Being the editor of Phaidon’s prestigious Contemporary Artists Series gives Michele Robecchi rare insights into the minds of those pushing the art conversation into new terrain, working with the day’s major figures to create the definitive statements of their artistic careers. As the former managing editor of Flash Art and a globetrotting independent curator, he has also covered quite a bit of critical ground in contemporary art over the years. Here, Robecchi applies his keen perspective to NADA Miami Beach, sharing his favorite works from this year’s fair.
I was familiar with Adrián S. Bará's sculptures but not with his video work. It's so interesting how he stretches the temporal perception of images by adapting them to the music. Art fairs are normally not the best place where to experience video art but I hope people will take some time with this.
Rafal Bujnowski is a quiet revolutionary.

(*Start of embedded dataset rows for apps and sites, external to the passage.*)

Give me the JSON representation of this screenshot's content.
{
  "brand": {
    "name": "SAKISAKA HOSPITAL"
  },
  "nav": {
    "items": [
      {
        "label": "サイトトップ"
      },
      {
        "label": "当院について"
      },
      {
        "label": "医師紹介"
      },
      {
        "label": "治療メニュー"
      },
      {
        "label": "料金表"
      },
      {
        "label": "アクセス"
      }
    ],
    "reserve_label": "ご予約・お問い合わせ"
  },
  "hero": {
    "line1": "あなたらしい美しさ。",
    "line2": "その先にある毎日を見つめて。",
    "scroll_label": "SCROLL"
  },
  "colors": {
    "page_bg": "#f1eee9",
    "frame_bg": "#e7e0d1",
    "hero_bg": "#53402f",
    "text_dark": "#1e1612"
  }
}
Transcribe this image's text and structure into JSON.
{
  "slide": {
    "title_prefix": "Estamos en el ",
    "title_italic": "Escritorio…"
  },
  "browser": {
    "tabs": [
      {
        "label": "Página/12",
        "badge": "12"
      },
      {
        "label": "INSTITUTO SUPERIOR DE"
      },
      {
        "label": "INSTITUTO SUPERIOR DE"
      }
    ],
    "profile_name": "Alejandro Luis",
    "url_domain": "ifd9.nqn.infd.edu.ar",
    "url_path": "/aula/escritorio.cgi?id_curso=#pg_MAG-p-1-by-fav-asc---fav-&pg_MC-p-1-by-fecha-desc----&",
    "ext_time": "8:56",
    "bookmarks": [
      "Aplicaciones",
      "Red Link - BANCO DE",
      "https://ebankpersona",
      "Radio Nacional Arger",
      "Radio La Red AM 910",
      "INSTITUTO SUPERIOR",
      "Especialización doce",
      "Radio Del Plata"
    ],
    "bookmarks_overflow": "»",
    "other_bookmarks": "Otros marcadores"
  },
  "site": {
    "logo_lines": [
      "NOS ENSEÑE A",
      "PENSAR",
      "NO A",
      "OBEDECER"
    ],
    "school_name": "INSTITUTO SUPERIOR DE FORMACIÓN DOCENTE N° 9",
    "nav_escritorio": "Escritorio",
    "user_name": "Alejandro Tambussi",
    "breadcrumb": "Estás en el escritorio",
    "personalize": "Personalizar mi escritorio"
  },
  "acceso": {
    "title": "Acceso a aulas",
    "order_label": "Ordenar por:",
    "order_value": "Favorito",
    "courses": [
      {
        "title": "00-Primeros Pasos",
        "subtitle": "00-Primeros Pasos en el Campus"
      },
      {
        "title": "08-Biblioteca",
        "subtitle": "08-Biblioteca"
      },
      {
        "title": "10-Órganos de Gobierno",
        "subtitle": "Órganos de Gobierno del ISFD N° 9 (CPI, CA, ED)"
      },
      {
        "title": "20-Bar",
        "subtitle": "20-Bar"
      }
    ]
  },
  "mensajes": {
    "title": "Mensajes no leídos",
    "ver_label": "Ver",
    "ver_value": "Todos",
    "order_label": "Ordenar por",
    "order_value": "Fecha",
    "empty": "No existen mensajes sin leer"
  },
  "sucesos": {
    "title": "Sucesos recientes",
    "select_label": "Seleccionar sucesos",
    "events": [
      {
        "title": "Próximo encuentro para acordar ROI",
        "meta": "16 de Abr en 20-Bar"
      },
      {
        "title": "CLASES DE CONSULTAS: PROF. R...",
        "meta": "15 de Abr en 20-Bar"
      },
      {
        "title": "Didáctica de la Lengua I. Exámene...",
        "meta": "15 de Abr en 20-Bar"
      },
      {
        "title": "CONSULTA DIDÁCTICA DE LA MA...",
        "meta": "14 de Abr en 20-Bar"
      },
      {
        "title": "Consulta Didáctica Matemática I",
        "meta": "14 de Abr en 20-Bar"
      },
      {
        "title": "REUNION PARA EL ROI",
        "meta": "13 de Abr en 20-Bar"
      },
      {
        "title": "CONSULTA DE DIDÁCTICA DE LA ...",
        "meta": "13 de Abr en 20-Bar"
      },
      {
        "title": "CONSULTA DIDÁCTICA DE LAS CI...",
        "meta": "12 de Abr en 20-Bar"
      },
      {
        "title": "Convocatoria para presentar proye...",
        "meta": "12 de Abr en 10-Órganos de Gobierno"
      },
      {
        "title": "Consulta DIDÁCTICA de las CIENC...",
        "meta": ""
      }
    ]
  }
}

The respect he has for painting doesn't stop him from challenging it at every turn. His work is always visually appealing yet slightly unpredictable.
Experiencing Tom Friedman’s work, when he is in top form, is like looking through a Zen aphorism. You spend six seconds reading it and six weeks thinking about it.
We recently published a monograph on Theaster Gates and this is one of the pieces in the book. "To Speculate Darkly," Gates' response to Leonard Todd's biography of David Drake, aka Dave the Potter, is nothing short of brilliant.
This a great example of how yesterday's attempts to imagine the future, no matter how advanced, are destined to become today's past. Gunderson's useless machines emanate that strange feeling of mystery and familiarity at the same time.
The American flag is a bit of a "no go" zone after Jasper Johns, but this is a great interpretation.
A simple yet clever sideswipe at the readymade concept. A bit in the vein of Picasso’s Bull Head.
In my humble opinion, Erika Vogt's work is what sculpture should be about. Faced with the spatial restrictions dictated by an art fair booth, this piece deals with mass and space in a very subtle if intimate fashion.
Michael Wang managed to create a surprisingly accurate portrait of my hometown. Don’t ask.
Rose Wylie is a wonderful artist. Late recognition and many pressure-free years of work might be the key to her paintings still being so fresh, but I think she is genuinely unjaded. This piece is unapologetically elemental and unknowing. It’s the life of a human being presented in the way it’s supposed to be.